• **BRIEF**
Please give the entries below again exactly, omitting every picture.

- Opening Delimiter -

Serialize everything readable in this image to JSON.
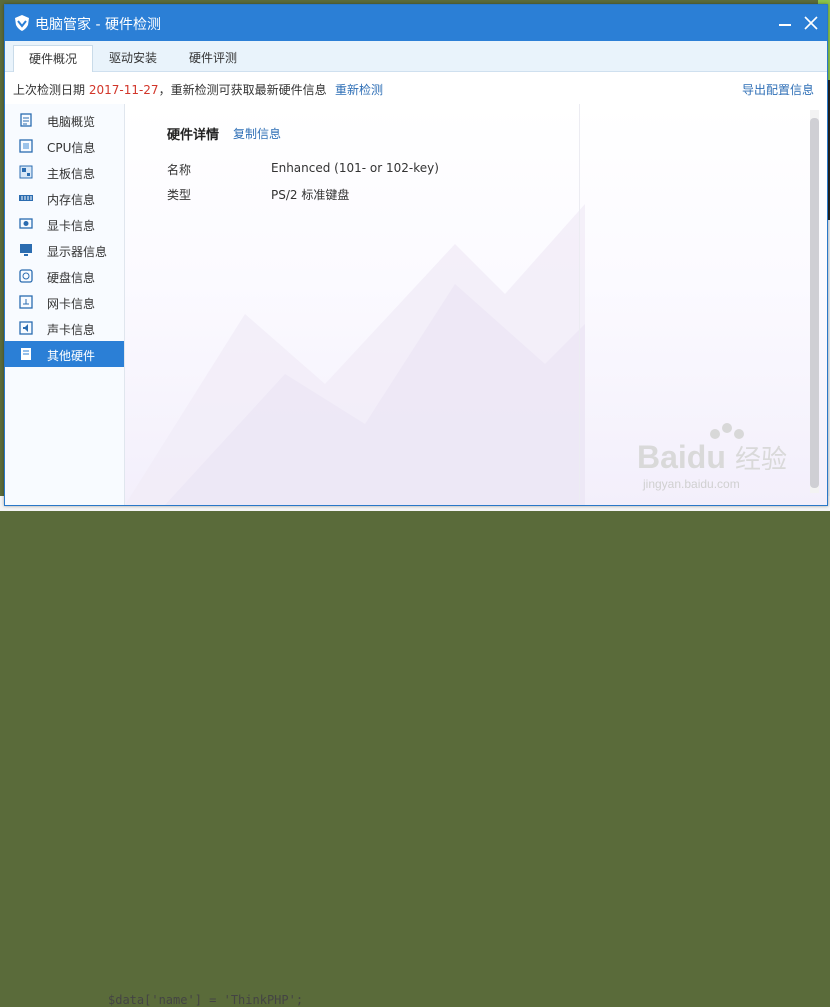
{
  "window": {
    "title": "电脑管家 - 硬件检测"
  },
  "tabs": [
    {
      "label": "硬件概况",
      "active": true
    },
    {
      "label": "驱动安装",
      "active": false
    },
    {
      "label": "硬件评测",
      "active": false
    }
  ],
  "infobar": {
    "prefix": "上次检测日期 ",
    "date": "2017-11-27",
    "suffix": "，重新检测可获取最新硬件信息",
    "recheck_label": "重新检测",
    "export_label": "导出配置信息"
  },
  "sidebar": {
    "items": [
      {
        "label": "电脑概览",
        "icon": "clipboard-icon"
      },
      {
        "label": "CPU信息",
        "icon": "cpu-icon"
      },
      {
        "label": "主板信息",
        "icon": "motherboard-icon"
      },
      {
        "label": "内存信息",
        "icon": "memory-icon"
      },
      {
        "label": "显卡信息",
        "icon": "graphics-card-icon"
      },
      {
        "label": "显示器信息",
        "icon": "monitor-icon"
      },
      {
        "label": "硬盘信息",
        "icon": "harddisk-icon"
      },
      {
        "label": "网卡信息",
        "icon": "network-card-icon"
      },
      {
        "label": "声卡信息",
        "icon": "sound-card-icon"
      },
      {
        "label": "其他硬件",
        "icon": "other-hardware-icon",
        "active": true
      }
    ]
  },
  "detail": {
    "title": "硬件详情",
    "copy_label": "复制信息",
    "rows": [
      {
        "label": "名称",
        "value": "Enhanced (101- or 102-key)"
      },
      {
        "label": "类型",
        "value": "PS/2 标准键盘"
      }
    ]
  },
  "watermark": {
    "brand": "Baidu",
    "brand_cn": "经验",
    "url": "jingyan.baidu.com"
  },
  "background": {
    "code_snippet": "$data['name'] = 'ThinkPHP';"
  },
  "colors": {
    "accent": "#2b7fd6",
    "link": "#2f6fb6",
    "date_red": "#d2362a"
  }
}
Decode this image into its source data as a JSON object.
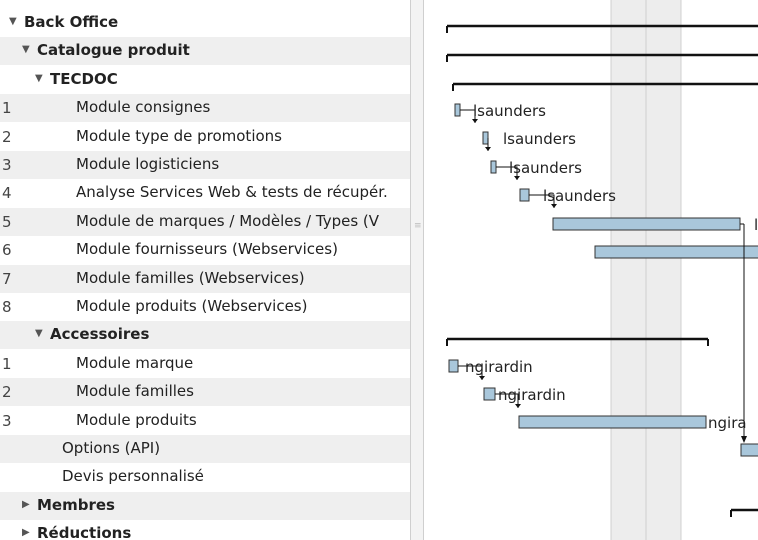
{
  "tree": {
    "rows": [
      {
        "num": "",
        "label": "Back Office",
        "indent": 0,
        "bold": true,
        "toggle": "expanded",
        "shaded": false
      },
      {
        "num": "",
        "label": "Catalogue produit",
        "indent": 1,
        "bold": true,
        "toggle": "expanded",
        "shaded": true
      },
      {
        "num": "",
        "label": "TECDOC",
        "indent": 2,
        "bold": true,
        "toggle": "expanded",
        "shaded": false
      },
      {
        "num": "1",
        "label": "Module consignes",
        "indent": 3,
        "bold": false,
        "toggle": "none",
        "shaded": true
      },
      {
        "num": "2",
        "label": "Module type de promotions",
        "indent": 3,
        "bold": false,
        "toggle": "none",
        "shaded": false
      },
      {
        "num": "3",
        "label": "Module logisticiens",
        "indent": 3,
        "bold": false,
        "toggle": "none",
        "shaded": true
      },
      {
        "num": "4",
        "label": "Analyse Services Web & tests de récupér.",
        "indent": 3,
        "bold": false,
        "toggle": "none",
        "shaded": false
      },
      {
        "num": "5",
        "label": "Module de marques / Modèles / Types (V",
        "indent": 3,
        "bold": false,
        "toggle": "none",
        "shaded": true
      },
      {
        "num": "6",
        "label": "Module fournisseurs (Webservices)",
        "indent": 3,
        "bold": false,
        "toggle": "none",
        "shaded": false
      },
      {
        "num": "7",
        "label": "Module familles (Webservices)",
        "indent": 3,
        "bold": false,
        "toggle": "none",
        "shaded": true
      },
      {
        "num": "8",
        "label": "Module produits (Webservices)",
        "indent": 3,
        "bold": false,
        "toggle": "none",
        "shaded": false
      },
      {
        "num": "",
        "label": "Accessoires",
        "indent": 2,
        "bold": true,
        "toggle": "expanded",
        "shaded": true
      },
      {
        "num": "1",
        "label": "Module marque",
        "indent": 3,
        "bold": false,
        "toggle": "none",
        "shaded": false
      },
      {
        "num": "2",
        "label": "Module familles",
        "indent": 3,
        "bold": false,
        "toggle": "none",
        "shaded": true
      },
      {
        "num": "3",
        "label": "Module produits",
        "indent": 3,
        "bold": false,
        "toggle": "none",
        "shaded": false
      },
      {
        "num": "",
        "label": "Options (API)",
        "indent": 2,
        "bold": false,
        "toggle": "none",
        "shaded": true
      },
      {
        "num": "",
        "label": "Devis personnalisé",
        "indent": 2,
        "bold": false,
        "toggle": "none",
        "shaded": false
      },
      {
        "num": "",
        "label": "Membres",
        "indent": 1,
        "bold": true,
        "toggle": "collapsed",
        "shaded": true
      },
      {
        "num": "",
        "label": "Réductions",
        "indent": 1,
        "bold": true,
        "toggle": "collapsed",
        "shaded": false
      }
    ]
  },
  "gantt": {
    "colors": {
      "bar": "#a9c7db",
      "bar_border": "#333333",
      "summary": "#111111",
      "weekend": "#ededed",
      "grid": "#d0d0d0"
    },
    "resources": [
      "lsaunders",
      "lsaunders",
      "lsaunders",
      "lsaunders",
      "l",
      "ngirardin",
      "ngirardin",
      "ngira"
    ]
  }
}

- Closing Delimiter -

• **RESULT**
Serialize everything readable in this image to JSON.
{
  "window": {
    "title": "电脑管家 - 硬件检测"
  },
  "tabs": [
    {
      "label": "硬件概况",
      "active": true
    },
    {
      "label": "驱动安装",
      "active": false
    },
    {
      "label": "硬件评测",
      "active": false
    }
  ],
  "infobar": {
    "prefix": "上次检测日期 ",
    "date": "2017-11-27",
    "suffix": "，重新检测可获取最新硬件信息",
    "recheck_label": "重新检测",
    "export_label": "导出配置信息"
  },
  "sidebar": {
    "items": [
      {
        "label": "电脑概览",
        "icon": "clipboard-icon"
      },
      {
        "label": "CPU信息",
        "icon": "cpu-icon"
      },
      {
        "label": "主板信息",
        "icon": "motherboard-icon"
      },
      {
        "label": "内存信息",
        "icon": "memory-icon"
      },
      {
        "label": "显卡信息",
        "icon": "graphics-card-icon"
      },
      {
        "label": "显示器信息",
        "icon": "monitor-icon"
      },
      {
        "label": "硬盘信息",
        "icon": "harddisk-icon"
      },
      {
        "label": "网卡信息",
        "icon": "network-card-icon"
      },
      {
        "label": "声卡信息",
        "icon": "sound-card-icon"
      },
      {
        "label": "其他硬件",
        "icon": "other-hardware-icon",
        "active": true
      }
    ]
  },
  "detail": {
    "title": "硬件详情",
    "copy_label": "复制信息",
    "rows": [
      {
        "label": "名称",
        "value": "Enhanced (101- or 102-key)"
      },
      {
        "label": "类型",
        "value": "PS/2 标准键盘"
      }
    ]
  },
  "watermark": {
    "brand": "Baidu",
    "brand_cn": "经验",
    "url": "jingyan.baidu.com"
  },
  "background": {
    "code_snippet": "$data['name'] = 'ThinkPHP';"
  },
  "colors": {
    "accent": "#2b7fd6",
    "link": "#2f6fb6",
    "date_red": "#d2362a"
  }
}
Decode this image into its source data as a JSON object.
{
  "tree": {
    "rows": [
      {
        "num": "",
        "label": "Back Office",
        "indent": 0,
        "bold": true,
        "toggle": "expanded",
        "shaded": false
      },
      {
        "num": "",
        "label": "Catalogue produit",
        "indent": 1,
        "bold": true,
        "toggle": "expanded",
        "shaded": true
      },
      {
        "num": "",
        "label": "TECDOC",
        "indent": 2,
        "bold": true,
        "toggle": "expanded",
        "shaded": false
      },
      {
        "num": "1",
        "label": "Module consignes",
        "indent": 3,
        "bold": false,
        "toggle": "none",
        "shaded": true
      },
      {
        "num": "2",
        "label": "Module type de promotions",
        "indent": 3,
        "bold": false,
        "toggle": "none",
        "shaded": false
      },
      {
        "num": "3",
        "label": "Module logisticiens",
        "indent": 3,
        "bold": false,
        "toggle": "none",
        "shaded": true
      },
      {
        "num": "4",
        "label": "Analyse Services Web & tests de récupér.",
        "indent": 3,
        "bold": false,
        "toggle": "none",
        "shaded": false
      },
      {
        "num": "5",
        "label": "Module de marques / Modèles / Types (V",
        "indent": 3,
        "bold": false,
        "toggle": "none",
        "shaded": true
      },
      {
        "num": "6",
        "label": "Module fournisseurs (Webservices)",
        "indent": 3,
        "bold": false,
        "toggle": "none",
        "shaded": false
      },
      {
        "num": "7",
        "label": "Module familles (Webservices)",
        "indent": 3,
        "bold": false,
        "toggle": "none",
        "shaded": true
      },
      {
        "num": "8",
        "label": "Module produits (Webservices)",
        "indent": 3,
        "bold": false,
        "toggle": "none",
        "shaded": false
      },
      {
        "num": "",
        "label": "Accessoires",
        "indent": 2,
        "bold": true,
        "toggle": "expanded",
        "shaded": true
      },
      {
        "num": "1",
        "label": "Module marque",
        "indent": 3,
        "bold": false,
        "toggle": "none",
        "shaded": false
      },
      {
        "num": "2",
        "label": "Module familles",
        "indent": 3,
        "bold": false,
        "toggle": "none",
        "shaded": true
      },
      {
        "num": "3",
        "label": "Module produits",
        "indent": 3,
        "bold": false,
        "toggle": "none",
        "shaded": false
      },
      {
        "num": "",
        "label": "Options (API)",
        "indent": 2,
        "bold": false,
        "toggle": "none",
        "shaded": true
      },
      {
        "num": "",
        "label": "Devis personnalisé",
        "indent": 2,
        "bold": false,
        "toggle": "none",
        "shaded": false
      },
      {
        "num": "",
        "label": "Membres",
        "indent": 1,
        "bold": true,
        "toggle": "collapsed",
        "shaded": true
      },
      {
        "num": "",
        "label": "Réductions",
        "indent": 1,
        "bold": true,
        "toggle": "collapsed",
        "shaded": false
      }
    ]
  },
  "gantt": {
    "colors": {
      "bar": "#a9c7db",
      "bar_border": "#333333",
      "summary": "#111111",
      "weekend": "#ededed",
      "grid": "#d0d0d0"
    },
    "resources": [
      "lsaunders",
      "lsaunders",
      "lsaunders",
      "lsaunders",
      "l",
      "ngirardin",
      "ngirardin",
      "ngira"
    ]
  }
}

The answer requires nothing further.